None of the pictures should be copied, though every line of the listing must be printed exactly.

──────────────────────────────

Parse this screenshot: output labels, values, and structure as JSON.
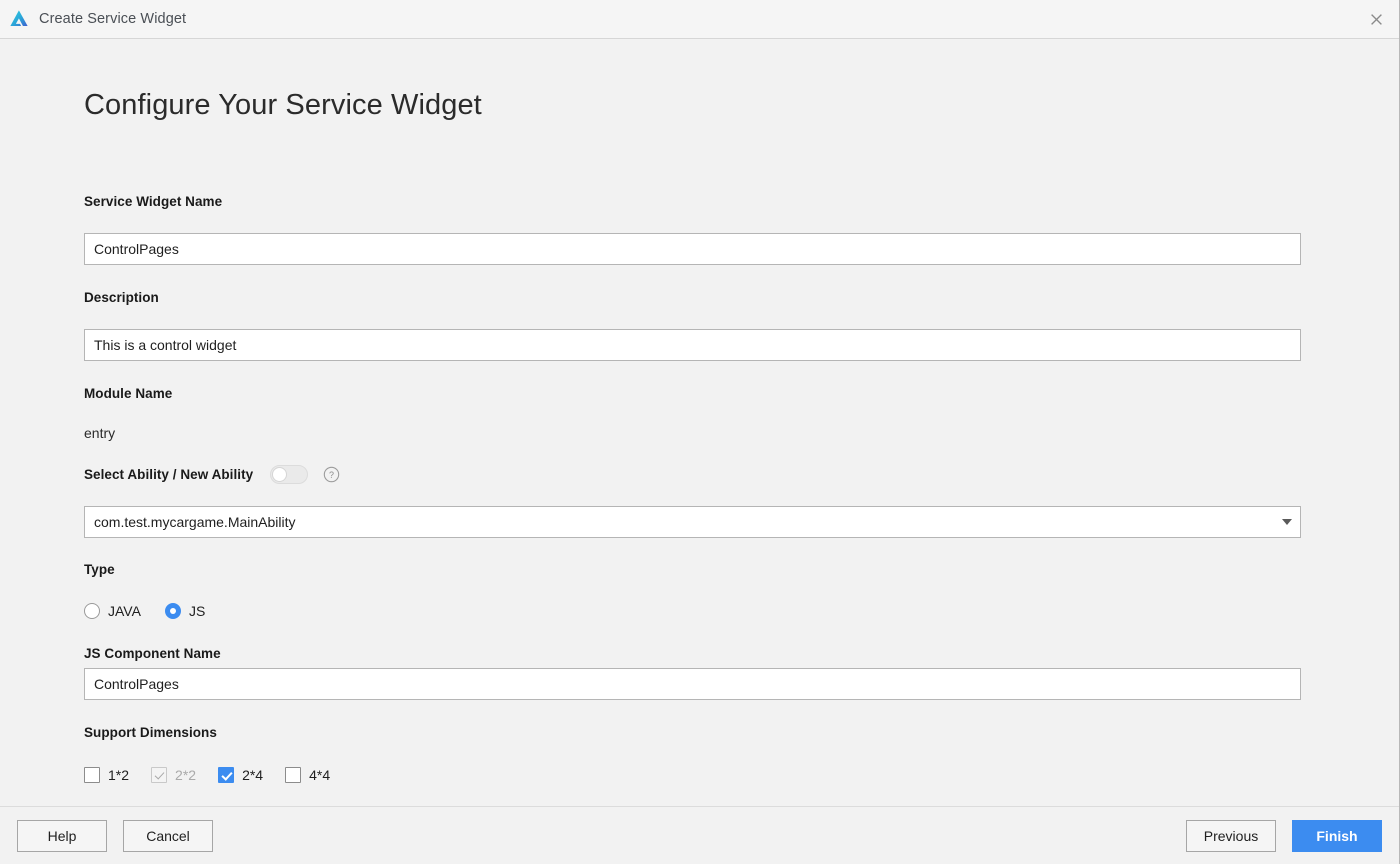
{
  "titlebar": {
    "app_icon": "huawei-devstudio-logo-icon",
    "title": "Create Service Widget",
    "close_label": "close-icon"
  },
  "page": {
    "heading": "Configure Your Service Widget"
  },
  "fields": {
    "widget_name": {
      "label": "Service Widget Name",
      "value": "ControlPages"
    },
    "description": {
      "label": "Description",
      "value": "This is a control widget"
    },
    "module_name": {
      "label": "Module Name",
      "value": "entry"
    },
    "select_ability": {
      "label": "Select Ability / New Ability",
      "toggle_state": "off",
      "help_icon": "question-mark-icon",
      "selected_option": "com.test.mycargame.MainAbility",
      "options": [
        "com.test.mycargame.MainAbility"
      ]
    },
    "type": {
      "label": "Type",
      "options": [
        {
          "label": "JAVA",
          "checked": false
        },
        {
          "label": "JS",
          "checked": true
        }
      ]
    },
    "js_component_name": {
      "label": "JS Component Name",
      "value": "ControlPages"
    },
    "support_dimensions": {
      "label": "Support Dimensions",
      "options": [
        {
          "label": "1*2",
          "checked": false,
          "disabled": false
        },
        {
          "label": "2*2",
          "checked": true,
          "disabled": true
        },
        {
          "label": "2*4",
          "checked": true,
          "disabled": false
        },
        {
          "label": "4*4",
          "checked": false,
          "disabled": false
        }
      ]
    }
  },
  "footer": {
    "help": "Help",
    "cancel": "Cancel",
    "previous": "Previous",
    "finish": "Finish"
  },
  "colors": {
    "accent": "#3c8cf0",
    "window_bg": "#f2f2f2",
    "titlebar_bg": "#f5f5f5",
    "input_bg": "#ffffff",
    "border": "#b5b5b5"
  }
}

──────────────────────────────

- _The completed task_
Parse this screenshot: output labels, values, and structure as JSON.
{
  "titlebar": {
    "app_icon": "huawei-devstudio-logo-icon",
    "title": "Create Service Widget",
    "close_label": "close-icon"
  },
  "page": {
    "heading": "Configure Your Service Widget"
  },
  "fields": {
    "widget_name": {
      "label": "Service Widget Name",
      "value": "ControlPages"
    },
    "description": {
      "label": "Description",
      "value": "This is a control widget"
    },
    "module_name": {
      "label": "Module Name",
      "value": "entry"
    },
    "select_ability": {
      "label": "Select Ability / New Ability",
      "toggle_state": "off",
      "help_icon": "question-mark-icon",
      "selected_option": "com.test.mycargame.MainAbility",
      "options": [
        "com.test.mycargame.MainAbility"
      ]
    },
    "type": {
      "label": "Type",
      "options": [
        {
          "label": "JAVA",
          "checked": false
        },
        {
          "label": "JS",
          "checked": true
        }
      ]
    },
    "js_component_name": {
      "label": "JS Component Name",
      "value": "ControlPages"
    },
    "support_dimensions": {
      "label": "Support Dimensions",
      "options": [
        {
          "label": "1*2",
          "checked": false,
          "disabled": false
        },
        {
          "label": "2*2",
          "checked": true,
          "disabled": true
        },
        {
          "label": "2*4",
          "checked": true,
          "disabled": false
        },
        {
          "label": "4*4",
          "checked": false,
          "disabled": false
        }
      ]
    }
  },
  "footer": {
    "help": "Help",
    "cancel": "Cancel",
    "previous": "Previous",
    "finish": "Finish"
  },
  "colors": {
    "accent": "#3c8cf0",
    "window_bg": "#f2f2f2",
    "titlebar_bg": "#f5f5f5",
    "input_bg": "#ffffff",
    "border": "#b5b5b5"
  }
}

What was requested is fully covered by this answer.